Legio X Fretensis (Tenth Legion of the Sea Straits) was formed around 40 BC by Octavian to fight in the civil wars after the assassination of Julius Caesar. Octavian called it “The Tenth” in honor of Caesar’s famed Tenth Legion, and it earned its nickname “of the Sea Straits” after an early battle near the Straits of Messina.
It consolidated this name in the naval Battle of Actium in 31 BC, when Octavian’s ships grappled the ships of Antony and Cleopatra, and the Tenth Legion was able to fight across from ship to ship. Antony and Cleopatra committed suicide, and Octavian became Caesar Augustus.
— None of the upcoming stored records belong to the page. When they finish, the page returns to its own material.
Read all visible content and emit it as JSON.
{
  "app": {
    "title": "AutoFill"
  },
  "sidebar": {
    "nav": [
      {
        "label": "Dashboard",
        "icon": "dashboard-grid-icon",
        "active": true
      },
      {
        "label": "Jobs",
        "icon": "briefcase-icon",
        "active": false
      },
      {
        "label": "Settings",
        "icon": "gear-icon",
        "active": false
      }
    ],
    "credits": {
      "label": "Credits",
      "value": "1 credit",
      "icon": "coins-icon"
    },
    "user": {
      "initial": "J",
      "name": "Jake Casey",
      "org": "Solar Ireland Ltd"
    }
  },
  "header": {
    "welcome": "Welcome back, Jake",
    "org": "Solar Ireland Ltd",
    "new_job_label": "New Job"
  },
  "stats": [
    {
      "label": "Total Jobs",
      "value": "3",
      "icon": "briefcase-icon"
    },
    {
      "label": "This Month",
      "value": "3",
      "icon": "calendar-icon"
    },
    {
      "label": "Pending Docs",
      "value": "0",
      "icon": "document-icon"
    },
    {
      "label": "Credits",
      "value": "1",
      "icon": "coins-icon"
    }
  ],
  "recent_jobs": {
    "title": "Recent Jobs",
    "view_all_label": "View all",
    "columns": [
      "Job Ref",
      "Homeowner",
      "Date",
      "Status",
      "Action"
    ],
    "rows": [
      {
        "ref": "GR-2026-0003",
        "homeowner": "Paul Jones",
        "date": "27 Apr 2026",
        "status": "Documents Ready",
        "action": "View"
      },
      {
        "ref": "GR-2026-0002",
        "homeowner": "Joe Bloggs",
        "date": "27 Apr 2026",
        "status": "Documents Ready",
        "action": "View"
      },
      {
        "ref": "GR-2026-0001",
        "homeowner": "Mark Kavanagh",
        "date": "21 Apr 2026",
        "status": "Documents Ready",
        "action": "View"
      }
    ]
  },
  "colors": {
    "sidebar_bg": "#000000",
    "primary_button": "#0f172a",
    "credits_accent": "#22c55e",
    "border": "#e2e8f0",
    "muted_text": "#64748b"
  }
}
The Tenth Fretensis was stationed in and around Judea for over 400 years, at Damascus, Caesarea and latterly Aqaba. It was involved in the suppression of the ongoing Jewish insurrection against the Roman occupation, including:
- the defeat of Judas of Galilee and the crucifixion of 2,000 rebels at Sepphoris (Zippori), four miles from Nazareth, in 6 AD
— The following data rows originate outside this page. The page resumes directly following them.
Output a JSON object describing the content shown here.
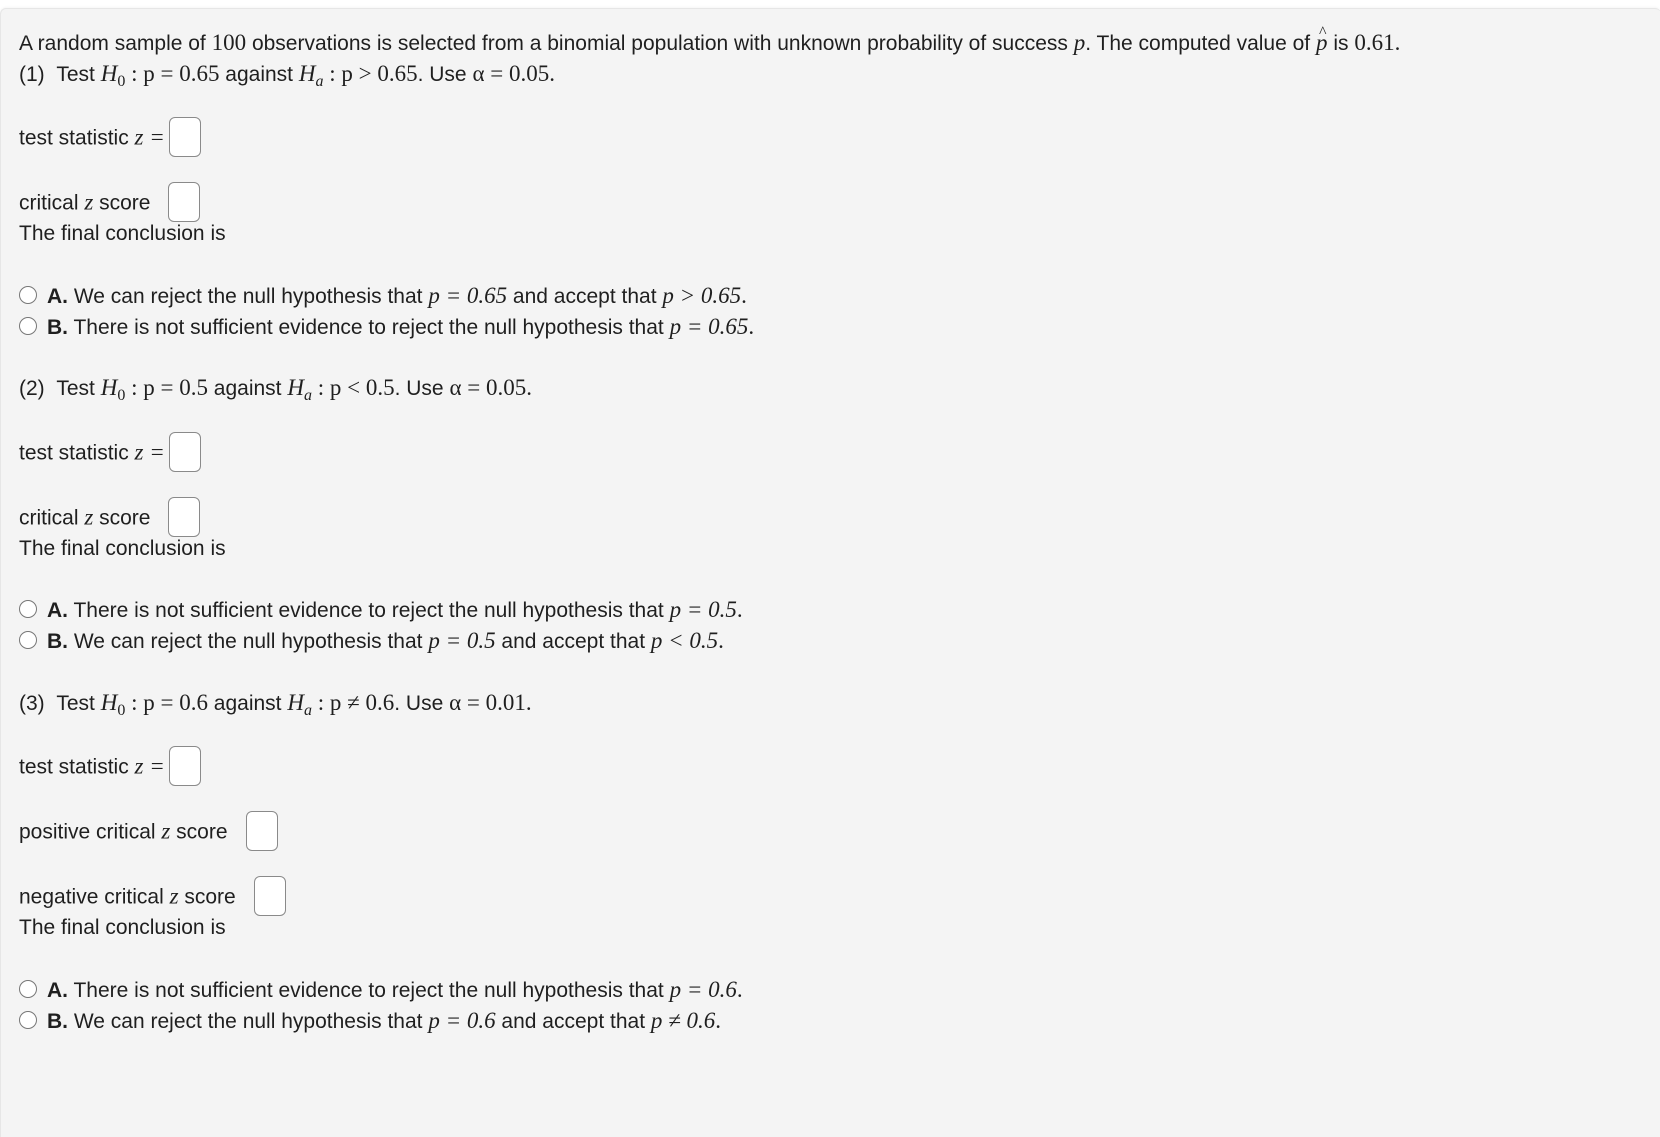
{
  "intro": {
    "text_a": "A random sample of ",
    "n": "100",
    "text_b": " observations is selected from a binomial population with unknown probability of success ",
    "p_symbol": "p",
    "text_c": ". The computed value of ",
    "phat_symbol": "p",
    "text_d": " is ",
    "phat_value": "0.61",
    "text_e": "."
  },
  "parts": [
    {
      "number": "(1)",
      "test_word": "Test ",
      "h0_label": "H",
      "h0_sub": "0",
      "h0_expr": " : p = 0.65",
      "against": " against ",
      "ha_label": "H",
      "ha_sub": "a",
      "ha_expr": " : p > 0.65",
      "use": ". Use ",
      "alpha_expr": "α = 0.05",
      "end": ".",
      "test_stat_label": "test statistic ",
      "test_stat_math": "z =",
      "critical_label_a": "critical ",
      "critical_label_z": "z",
      "critical_label_b": " score",
      "conclusion_label": "The final conclusion is",
      "options": [
        {
          "letter": "A.",
          "text_a": " We can reject the null hypothesis that ",
          "math_a": "p = 0.65",
          "text_b": " and accept that ",
          "math_b": "p > 0.65",
          "text_c": "."
        },
        {
          "letter": "B.",
          "text_a": " There is not sufficient evidence to reject the null hypothesis that ",
          "math_a": "p = 0.65",
          "text_b": "",
          "math_b": "",
          "text_c": "."
        }
      ]
    },
    {
      "number": "(2)",
      "test_word": "Test ",
      "h0_label": "H",
      "h0_sub": "0",
      "h0_expr": " : p = 0.5",
      "against": " against ",
      "ha_label": "H",
      "ha_sub": "a",
      "ha_expr": " : p < 0.5",
      "use": ". Use ",
      "alpha_expr": "α = 0.05",
      "end": ".",
      "test_stat_label": "test statistic ",
      "test_stat_math": "z =",
      "critical_label_a": "critical ",
      "critical_label_z": "z",
      "critical_label_b": " score",
      "conclusion_label": "The final conclusion is",
      "options": [
        {
          "letter": "A.",
          "text_a": " There is not sufficient evidence to reject the null hypothesis that ",
          "math_a": "p = 0.5",
          "text_b": "",
          "math_b": "",
          "text_c": "."
        },
        {
          "letter": "B.",
          "text_a": " We can reject the null hypothesis that ",
          "math_a": "p = 0.5",
          "text_b": " and accept that ",
          "math_b": "p < 0.5",
          "text_c": "."
        }
      ]
    },
    {
      "number": "(3)",
      "test_word": "Test ",
      "h0_label": "H",
      "h0_sub": "0",
      "h0_expr": " : p = 0.6",
      "against": " against ",
      "ha_label": "H",
      "ha_sub": "a",
      "ha_expr": " : p ≠ 0.6",
      "use": ". Use ",
      "alpha_expr": "α = 0.01",
      "end": ".",
      "test_stat_label": "test statistic ",
      "test_stat_math": "z =",
      "pos_critical_label_a": "positive critical ",
      "neg_critical_label_a": "negative critical ",
      "critical_label_z": "z",
      "critical_label_b": " score",
      "conclusion_label": "The final conclusion is",
      "options": [
        {
          "letter": "A.",
          "text_a": " There is not sufficient evidence to reject the null hypothesis that ",
          "math_a": "p = 0.6",
          "text_b": "",
          "math_b": "",
          "text_c": "."
        },
        {
          "letter": "B.",
          "text_a": " We can reject the null hypothesis that ",
          "math_a": "p = 0.6",
          "text_b": " and accept that ",
          "math_b": "p ≠ 0.6",
          "text_c": "."
        }
      ]
    }
  ],
  "inputs": {
    "part1_test_statistic": "",
    "part1_critical": "",
    "part2_test_statistic": "",
    "part2_critical": "",
    "part3_test_statistic": "",
    "part3_pos_critical": "",
    "part3_neg_critical": ""
  }
}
- the siege of Jerusalem in the Great Revolt of 66-73 AD, the looting and destruction of the Temple, and the capture of Masada
- the suppression of the Bar Kokhba Revolt in 132-135 AD, with the destruction of Jerusalem, and the enslavement, deportation and banishment of all Jews from Judea.
That other minor (but well-known) incident in the mid-30s, ending with the crucifixion of Jesus of Nazareth and two Zealot ringleaders, was trivial compared with what the Legion had to deal with a lot of the time. But that incident, of course, is the focal point of my novel “The Gospel According to the Romans”.
The Tenth’s symbols were the Bull, the Ship and the Boar. The Bull, Taurus, may be from its being created sometime between April 20 and May 20 – but it certainly made an easy connection with the Mithraic religion that was spreading into the Empire from the East. The Boar was, in itself, a source of conflict with the Jewish inhabitants throughout the region – they didn’t like to see foreign troops in any case, but for them to parade around under the graven image of a pig was an extreme insult.